“I think [the police] cause more harm than good,” said a first-year who was fined at the event. “My citation is justified, but I’d rather they weren’t handing them out.

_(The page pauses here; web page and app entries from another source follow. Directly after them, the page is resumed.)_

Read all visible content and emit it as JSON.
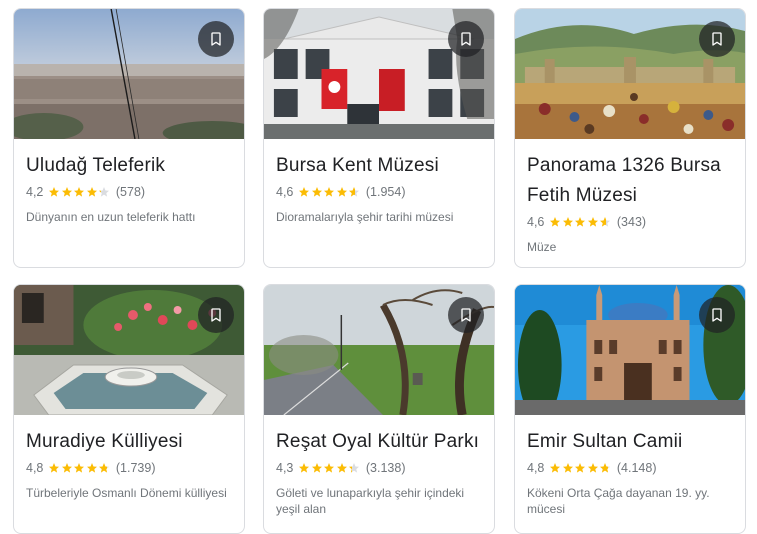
{
  "cards": [
    {
      "title": "Uludağ Teleferik",
      "rating": "4,2",
      "rating_value": 4.2,
      "reviews": "(578)",
      "description": "Dünyanın en uzun teleferik hattı",
      "save_icon": "bookmark-icon"
    },
    {
      "title": "Bursa Kent Müzesi",
      "rating": "4,6",
      "rating_value": 4.6,
      "reviews": "(1.954)",
      "description": "Dioramalarıyla şehir tarihi müzesi",
      "save_icon": "bookmark-icon"
    },
    {
      "title": "Panorama 1326 Bursa Fetih Müzesi",
      "rating": "4,6",
      "rating_value": 4.6,
      "reviews": "(343)",
      "description": "Müze",
      "save_icon": "bookmark-icon"
    },
    {
      "title": "Muradiye Külliyesi",
      "rating": "4,8",
      "rating_value": 4.8,
      "reviews": "(1.739)",
      "description": "Türbeleriyle Osmanlı Dönemi külliyesi",
      "save_icon": "bookmark-icon"
    },
    {
      "title": "Reşat Oyal Kültür Parkı",
      "rating": "4,3",
      "rating_value": 4.3,
      "reviews": "(3.138)",
      "description": "Göleti ve lunaparkıyla şehir içindeki yeşil alan",
      "save_icon": "bookmark-icon"
    },
    {
      "title": "Emir Sultan Camii",
      "rating": "4,8",
      "rating_value": 4.8,
      "reviews": "(4.148)",
      "description": "Kökeni Orta Çağa dayanan 19. yy. mücesi",
      "save_icon": "bookmark-icon"
    }
  ],
  "colors": {
    "star": "#fbbc04",
    "star_empty": "#dadce0",
    "text_secondary": "#70757a"
  }
}
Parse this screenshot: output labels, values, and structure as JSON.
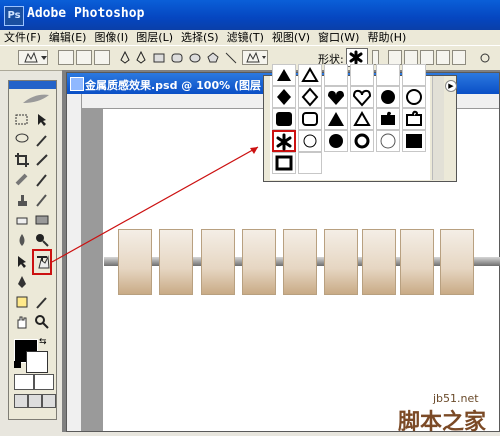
{
  "app": {
    "title": "Adobe Photoshop",
    "logo_text": "Ps"
  },
  "menu": [
    "文件(F)",
    "编辑(E)",
    "图像(I)",
    "图层(L)",
    "选择(S)",
    "滤镜(T)",
    "视图(V)",
    "窗口(W)",
    "帮助(H)"
  ],
  "options_bar": {
    "shape_label": "形状:",
    "selected_shape_icon": "asterisk-star"
  },
  "document": {
    "title": "金属质感效果.psd @ 100% (图层"
  },
  "shape_picker": {
    "rows": [
      [
        "triangle-up",
        "triangle-up-outline",
        "heart",
        "heart-outline",
        "flower",
        "star-burst"
      ],
      [
        "diamond",
        "diamond-outline",
        "heart-filled",
        "heart-outline-2",
        "flower",
        "flower-outline"
      ],
      [
        "square-rounded",
        "square-rounded-outline",
        "triangle",
        "triangle-outline",
        "puzzle",
        "puzzle-outline"
      ],
      [
        "asterisk",
        "asterisk-outline",
        "circle",
        "ring",
        "circle-outline",
        "square"
      ],
      [
        "square-frame",
        "square-outline"
      ]
    ],
    "selected": "asterisk"
  },
  "watermark": {
    "url": "jb51.net",
    "site": "脚本之家"
  },
  "colors": {
    "highlight": "#cc1111",
    "title_bar": "#0a5fd8"
  }
}
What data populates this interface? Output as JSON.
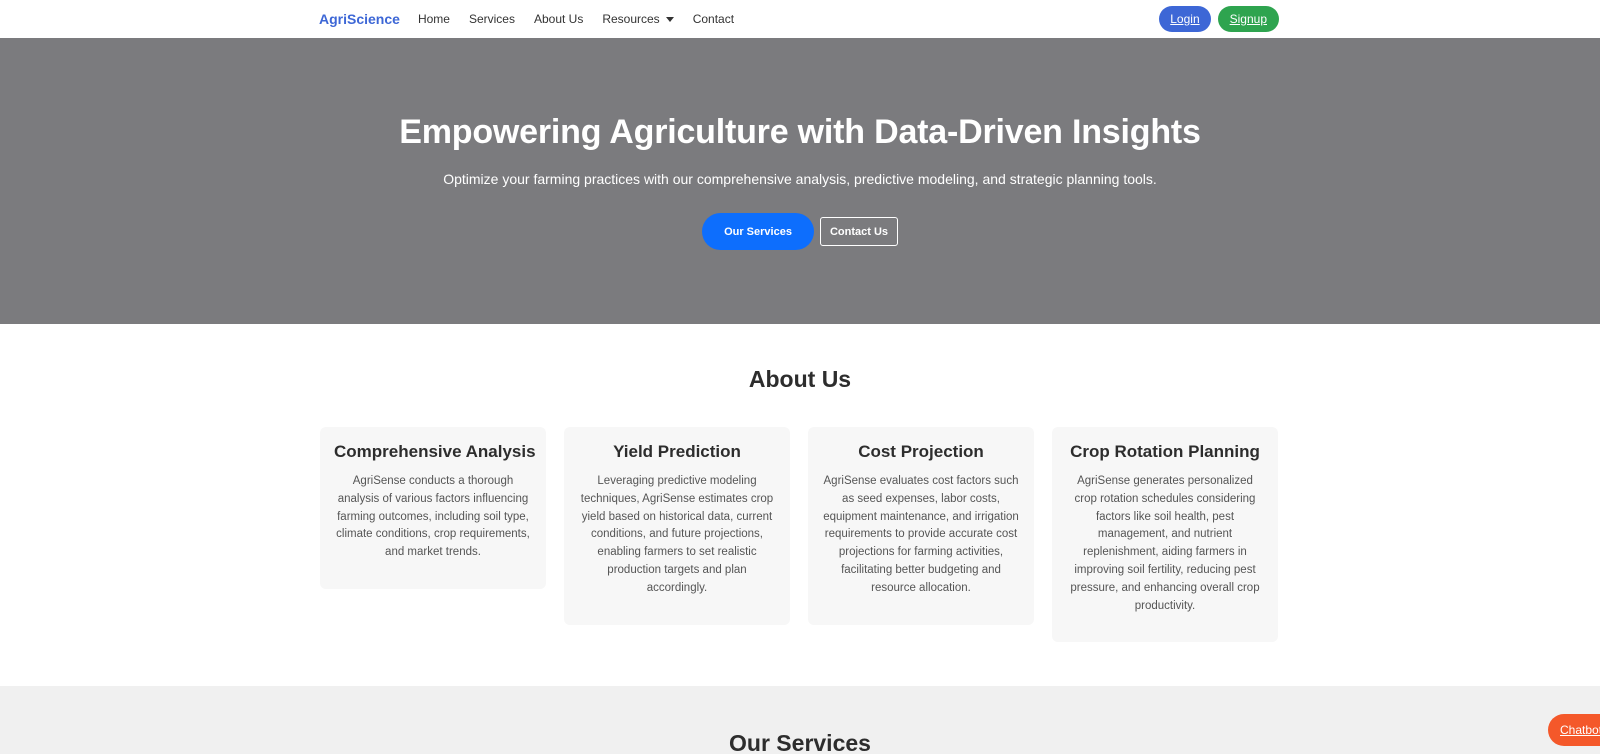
{
  "nav": {
    "brand": "AgriScience",
    "links": [
      "Home",
      "Services",
      "About Us",
      "Resources",
      "Contact"
    ],
    "login": "Login",
    "signup": "Signup"
  },
  "hero": {
    "title": "Empowering Agriculture with Data-Driven Insights",
    "subtitle": "Optimize your farming practices with our comprehensive analysis, predictive modeling, and strategic planning tools.",
    "primary_button": "Our Services",
    "secondary_button": "Contact Us"
  },
  "about": {
    "title": "About Us",
    "cards": [
      {
        "title": "Comprehensive Analysis",
        "text": "AgriSense conducts a thorough analysis of various factors influencing farming outcomes, including soil type, climate conditions, crop requirements, and market trends."
      },
      {
        "title": "Yield Prediction",
        "text": "Leveraging predictive modeling techniques, AgriSense estimates crop yield based on historical data, current conditions, and future projections, enabling farmers to set realistic production targets and plan accordingly."
      },
      {
        "title": "Cost Projection",
        "text": "AgriSense evaluates cost factors such as seed expenses, labor costs, equipment maintenance, and irrigation requirements to provide accurate cost projections for farming activities, facilitating better budgeting and resource allocation."
      },
      {
        "title": "Crop Rotation Planning",
        "text": "AgriSense generates personalized crop rotation schedules considering factors like soil health, pest management, and nutrient replenishment, aiding farmers in improving soil fertility, reducing pest pressure, and enhancing overall crop productivity."
      }
    ]
  },
  "services": {
    "title": "Our Services"
  },
  "chatbot": {
    "label": "Chatbot"
  },
  "colors": {
    "brand": "#3d67d6",
    "login_bg": "#3d67d6",
    "signup_bg": "#2ea44f",
    "hero_bg": "#7b7b7e",
    "primary_button_bg": "#0d6efd",
    "chatbot_bg": "#f4582a"
  }
}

It’s not fair to single kids out.”

Vermont legalized the possession of up to one ounce of cannabis for those over 21 in January 2018. The law took effect July 1, 2018.

UVM Student Financial Services sent an email April 10 notifying students that a federal or state drug offense can disqualify a student from receiving financial aid.

Stevens and Chief Risk Officer Al Turgeon also sent an email April 19 notifying students of UVM’s drug policy and warning them of the consequences of breaking it.

“Students who are identified (in person or by video) and found responsible for violating University policy and/or state law could receive a minimum $250 fine,” the email stated.

Despite these emails to students, Phelps said that there was nothing different about the police presence at the event this year.

Some students have gotten into legal trouble with UVM police services in previous years, Stevens said.

“Sometimes its been both students who disregard the police in terms of whatever direction they’re giving them, sometimes it’s simple possession,” Stevens said. “So there’s been a variety of ways that the University police have intervened.”

UVM police services needs to weigh safety of those in such a large crowd with enforcement of policy on 4/20, she said.

4/20 gathering has deep roots on campus

The 4/20 celebration has changed times and places over the years.

Over these years, there has been an ongoing debate about its political intent, said Pat Brown, former director of student life, who retired last year after 39 years at UVM.

The event didn’t happen every year, and there were some years where the event took place at North Beach or at 4:20 a.m. rather than 4:20 p.m. as it does now, Brown said.

Drugs first began to emerge on campus beginning in the ’60s, according to a February 1969 Cynic article referencing awareness of emerging drug culture.

During the ’80s, the 4/20 event gained more prominence on campus, Brown said. He is not sure exactly when the event started, he said.

Drug use lost its political edge in the ’80s. Students were focusing more on getting a job than on protesting as they had been in the ’60s and ’70s, according to the 1982 article.

Stefan Toljan
Used joints lie in the grass outside Simpson Hall shortly after 4:20 p.m. as students moved inside to avoid being written up by UVM police services.

“[Students] would say, ‘oh, it’s a protest,’ and my comment would be, ‘well no, it’s not. It’s a federal law that everyone’s concerned about,’” Brown said. “If you were really protesting, you’d be going down to the federal buildings.”

Students would tell Brown that they weren’t going to federal buildings to smoke because they would get arrested if they did.

He told them that’s what a protest is, he said.

In the early ’90s, the event began to consistently be held on campus and during the afternoon, he said.

“In front of the library back in the early ’90s, I would guess to say half of the crowd was not UVM students,” Brown said.

Since then, the University has worked to keep non-UVM students out of the event, he said.

It was often in front of Howe Library in the ’90s, Brown said. One year SGA and Student Life put on a concert at that location on April 20, which was the rebirth of SpringFest, Brown said.

This is the only time Brown remembers Student Life programming interfering with the event. Student life has historically not paid much attention to it, he said.

Brown can’t pinpoint when the event started to take place on Redstone campus, but he believes it to be within the last 10 years, he said.

Stevens also thinks the event used to be more political since it was intended to get cannabis legalized. In the past 15 years, attendance at the event has dipped, she said.

Since 2016, the Wellness Environment has hosted a 5K at 4:20 p.m. on 4/20. This was created in part to provide an alternative to the 4/20 event, Stevens said.